EXERCISE OBJECTIVE
Identify every line in the records below that contains the word "prew", and copy each of those lines.

[Web page and app entries]
══════

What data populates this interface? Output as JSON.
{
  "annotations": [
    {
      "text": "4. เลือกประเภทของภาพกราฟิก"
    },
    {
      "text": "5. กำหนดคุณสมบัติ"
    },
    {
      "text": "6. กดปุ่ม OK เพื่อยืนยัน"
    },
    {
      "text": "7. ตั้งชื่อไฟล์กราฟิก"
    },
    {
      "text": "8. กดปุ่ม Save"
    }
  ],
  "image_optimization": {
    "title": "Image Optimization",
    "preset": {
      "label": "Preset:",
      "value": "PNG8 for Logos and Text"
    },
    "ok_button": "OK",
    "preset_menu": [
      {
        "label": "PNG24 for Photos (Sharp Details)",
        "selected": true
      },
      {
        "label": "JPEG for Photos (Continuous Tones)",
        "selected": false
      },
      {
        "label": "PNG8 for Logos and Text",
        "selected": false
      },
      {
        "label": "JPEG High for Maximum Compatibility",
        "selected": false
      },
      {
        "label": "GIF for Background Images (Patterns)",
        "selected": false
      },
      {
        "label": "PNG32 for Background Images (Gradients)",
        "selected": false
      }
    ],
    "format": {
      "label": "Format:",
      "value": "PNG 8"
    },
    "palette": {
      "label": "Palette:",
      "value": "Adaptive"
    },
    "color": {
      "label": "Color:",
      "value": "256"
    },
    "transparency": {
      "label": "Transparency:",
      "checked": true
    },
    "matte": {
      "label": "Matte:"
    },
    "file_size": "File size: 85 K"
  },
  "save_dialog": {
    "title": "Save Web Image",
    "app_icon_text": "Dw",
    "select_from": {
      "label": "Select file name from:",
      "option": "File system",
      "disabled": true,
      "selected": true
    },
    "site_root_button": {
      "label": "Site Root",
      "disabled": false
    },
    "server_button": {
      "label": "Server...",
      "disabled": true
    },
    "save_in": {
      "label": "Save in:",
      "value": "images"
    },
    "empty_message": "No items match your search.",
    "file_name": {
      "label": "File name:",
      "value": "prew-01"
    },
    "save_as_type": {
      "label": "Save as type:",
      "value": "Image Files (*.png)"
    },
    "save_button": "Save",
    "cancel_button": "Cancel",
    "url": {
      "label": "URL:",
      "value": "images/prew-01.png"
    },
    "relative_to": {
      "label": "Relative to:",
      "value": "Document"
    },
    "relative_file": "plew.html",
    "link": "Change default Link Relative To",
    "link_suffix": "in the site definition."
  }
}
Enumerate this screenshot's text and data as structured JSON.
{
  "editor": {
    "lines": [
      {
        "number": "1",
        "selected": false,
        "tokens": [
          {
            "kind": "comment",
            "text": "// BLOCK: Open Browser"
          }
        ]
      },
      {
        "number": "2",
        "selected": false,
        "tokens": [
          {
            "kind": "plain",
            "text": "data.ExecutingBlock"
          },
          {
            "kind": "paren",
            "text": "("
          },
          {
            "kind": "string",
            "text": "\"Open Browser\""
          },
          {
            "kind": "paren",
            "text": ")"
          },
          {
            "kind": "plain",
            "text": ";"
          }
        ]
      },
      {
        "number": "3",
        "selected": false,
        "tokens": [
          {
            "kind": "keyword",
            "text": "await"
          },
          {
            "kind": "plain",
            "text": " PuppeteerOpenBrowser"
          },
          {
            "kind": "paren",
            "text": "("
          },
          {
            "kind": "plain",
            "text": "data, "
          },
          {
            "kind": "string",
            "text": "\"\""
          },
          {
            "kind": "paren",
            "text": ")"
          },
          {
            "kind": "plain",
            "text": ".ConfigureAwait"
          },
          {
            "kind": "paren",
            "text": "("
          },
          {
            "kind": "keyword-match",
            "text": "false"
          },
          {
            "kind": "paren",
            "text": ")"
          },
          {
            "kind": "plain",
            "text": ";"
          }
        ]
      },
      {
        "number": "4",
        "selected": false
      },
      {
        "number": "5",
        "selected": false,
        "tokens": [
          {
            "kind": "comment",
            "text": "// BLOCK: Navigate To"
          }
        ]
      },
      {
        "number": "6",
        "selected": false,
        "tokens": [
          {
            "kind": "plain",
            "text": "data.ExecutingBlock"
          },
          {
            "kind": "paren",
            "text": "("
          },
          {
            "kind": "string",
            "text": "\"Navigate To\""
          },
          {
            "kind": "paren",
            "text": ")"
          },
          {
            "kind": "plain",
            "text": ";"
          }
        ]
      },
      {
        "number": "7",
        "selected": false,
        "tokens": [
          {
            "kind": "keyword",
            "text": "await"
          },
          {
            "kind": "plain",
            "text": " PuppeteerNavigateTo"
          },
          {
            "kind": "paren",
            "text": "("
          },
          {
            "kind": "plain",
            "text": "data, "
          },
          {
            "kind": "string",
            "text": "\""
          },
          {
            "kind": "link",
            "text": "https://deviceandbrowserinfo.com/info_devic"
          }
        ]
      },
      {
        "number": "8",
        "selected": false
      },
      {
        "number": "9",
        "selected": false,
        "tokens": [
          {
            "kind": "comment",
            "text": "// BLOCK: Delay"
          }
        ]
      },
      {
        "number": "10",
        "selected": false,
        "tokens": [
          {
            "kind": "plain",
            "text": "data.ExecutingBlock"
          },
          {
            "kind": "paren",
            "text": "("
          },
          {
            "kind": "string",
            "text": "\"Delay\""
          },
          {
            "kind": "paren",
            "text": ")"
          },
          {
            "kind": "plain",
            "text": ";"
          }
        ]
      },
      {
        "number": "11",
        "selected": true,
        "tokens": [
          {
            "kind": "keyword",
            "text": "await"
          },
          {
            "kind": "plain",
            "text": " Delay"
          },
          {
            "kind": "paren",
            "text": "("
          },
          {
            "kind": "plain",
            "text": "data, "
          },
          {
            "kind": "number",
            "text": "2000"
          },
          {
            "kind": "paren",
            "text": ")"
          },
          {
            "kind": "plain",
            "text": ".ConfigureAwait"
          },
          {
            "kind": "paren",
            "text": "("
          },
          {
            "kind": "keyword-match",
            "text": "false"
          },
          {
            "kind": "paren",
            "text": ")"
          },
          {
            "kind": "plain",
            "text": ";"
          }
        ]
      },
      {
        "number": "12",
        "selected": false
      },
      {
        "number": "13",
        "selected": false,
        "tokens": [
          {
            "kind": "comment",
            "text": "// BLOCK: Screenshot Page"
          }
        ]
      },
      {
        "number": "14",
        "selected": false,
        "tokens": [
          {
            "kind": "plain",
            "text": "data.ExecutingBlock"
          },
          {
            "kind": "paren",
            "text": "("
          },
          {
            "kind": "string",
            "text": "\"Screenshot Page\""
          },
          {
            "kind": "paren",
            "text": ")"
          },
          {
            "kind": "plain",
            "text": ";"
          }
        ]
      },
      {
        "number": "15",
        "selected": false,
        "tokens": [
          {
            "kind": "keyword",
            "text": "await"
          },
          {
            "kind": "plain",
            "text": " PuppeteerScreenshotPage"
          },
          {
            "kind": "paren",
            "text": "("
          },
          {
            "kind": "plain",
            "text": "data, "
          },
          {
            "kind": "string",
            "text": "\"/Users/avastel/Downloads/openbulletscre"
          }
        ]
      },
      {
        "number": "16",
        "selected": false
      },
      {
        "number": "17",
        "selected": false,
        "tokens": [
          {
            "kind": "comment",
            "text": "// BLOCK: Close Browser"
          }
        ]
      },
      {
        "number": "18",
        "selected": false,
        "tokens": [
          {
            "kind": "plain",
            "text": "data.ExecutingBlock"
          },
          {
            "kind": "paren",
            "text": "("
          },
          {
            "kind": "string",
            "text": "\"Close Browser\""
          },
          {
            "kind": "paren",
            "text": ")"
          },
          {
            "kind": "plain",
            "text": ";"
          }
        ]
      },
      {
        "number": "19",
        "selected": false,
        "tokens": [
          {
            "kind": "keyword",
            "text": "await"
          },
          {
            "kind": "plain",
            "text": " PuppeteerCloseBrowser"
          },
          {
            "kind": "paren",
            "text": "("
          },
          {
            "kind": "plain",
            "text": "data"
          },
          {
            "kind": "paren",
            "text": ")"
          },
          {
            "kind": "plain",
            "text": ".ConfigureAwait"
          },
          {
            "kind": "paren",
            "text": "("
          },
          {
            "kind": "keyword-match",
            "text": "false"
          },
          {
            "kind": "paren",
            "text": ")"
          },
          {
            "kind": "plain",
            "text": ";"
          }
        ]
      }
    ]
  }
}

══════

RESULT OF THE TASK
      "value": "prew-01"
      "value": "images/prew-01.png"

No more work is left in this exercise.